Artworks from Noongar children of the Stolen Generations are on display at Colgate University in Hamilton, New York state.

Originally bought by New York art collector Herbert Mayer, the Indigenous artworks were donated to Colgate University in 1966 and rediscovered in the University’s storage nearly 40 years later.

Colgate gave the John Curtin Gallery at Curtin University custodianship of the collection in 2013 and the works were returned to Noongar country.

“The Herbert Mayer Collection has become an intrinsic part of Curtin’s commitment to reconciliation and healing.

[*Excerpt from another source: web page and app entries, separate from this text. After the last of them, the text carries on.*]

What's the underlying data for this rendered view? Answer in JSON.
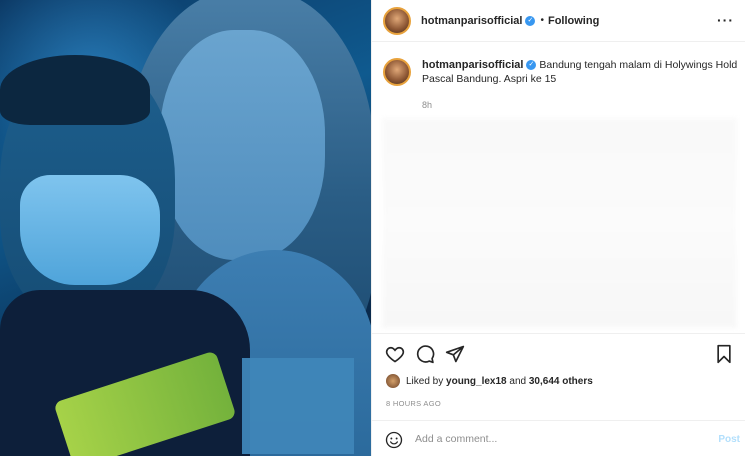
{
  "post": {
    "username": "hotmanparisofficial",
    "follow_status": "Following",
    "separator": "•",
    "more_icon": "more-horizontal-icon",
    "caption": {
      "username": "hotmanparisofficial",
      "text": "Bandung tengah malam di Holywings Hold Pascal Bandung. Aspri ke 15",
      "time": "8h"
    },
    "likes": {
      "prefix": "Liked by",
      "liker": "young_lex18",
      "and": "and",
      "count": "30,644 others"
    },
    "date": "8 HOURS AGO",
    "comment": {
      "placeholder": "Add a comment...",
      "post_label": "Post"
    },
    "colors": {
      "verified": "#3897f0",
      "post_button": "#b2dffc",
      "border": "#efefef"
    }
  }
}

The works are deeply significant to the Noongar community because they are helping family histories to be pieced together and enabling the grieving of lost connections to occur,” said Curtin University Vice-Chancellor Professor Deborah Terry.

The art was first created at the Carrolup Native Settlement – an institution where Indigenous children were raised after being forcibly taken from their families in the 1940s.

The settlement was created in 1915 near Katanning during the enforcement of the Aborigines Act (1905).

Known as ‘Carrolup Art’, the timeframe for these artworks ranges from 1946 to 1951.

Professor Terry and John Curtin Gallery Director Chris Malcolm went to New York for the opening of the ‘Koolanga Boodja Neh Nidjuuk (Children Looking and Listening on Country)’ exhibition on April 13th.

“These culturally and historically significant artworks offer an insight into a dark period in our country’s history and the incredible resilience of Western Australia’s Noongar community,” Professor Terry said.

A ceremonial welcome from the Chief of the Oneida Nation of the Haudenosaunee Confederacy, the area’s original custodians, was part of the opening.

The ceremony was held in the Picker Art Gallery, where the collection was held for decades before being rediscovered in 2004.

Curtin’s Elder-in-Residence and Carrolup Elders Reference Group (CERG) Chair Professor Simon Forrest, Co-Convenor of Bringing Them Home Committee WA Tony Hansen and past Carrolup resident Dorothy Bagshaw also attended the showcase opening.

“Embracing our shared history is fundamental to genuine reconciliation and we want to share the sense of acknowledgement, celebration and hope that these artworks embody with all Australians and people around the world,” Professor Terry said.

The Professor also said Curtin was developing plans to form the Carrolup Research Education and Engagement Centre at the John Curtin Gallery to guarantee worldwide access to the artworks.

By Hannah Cross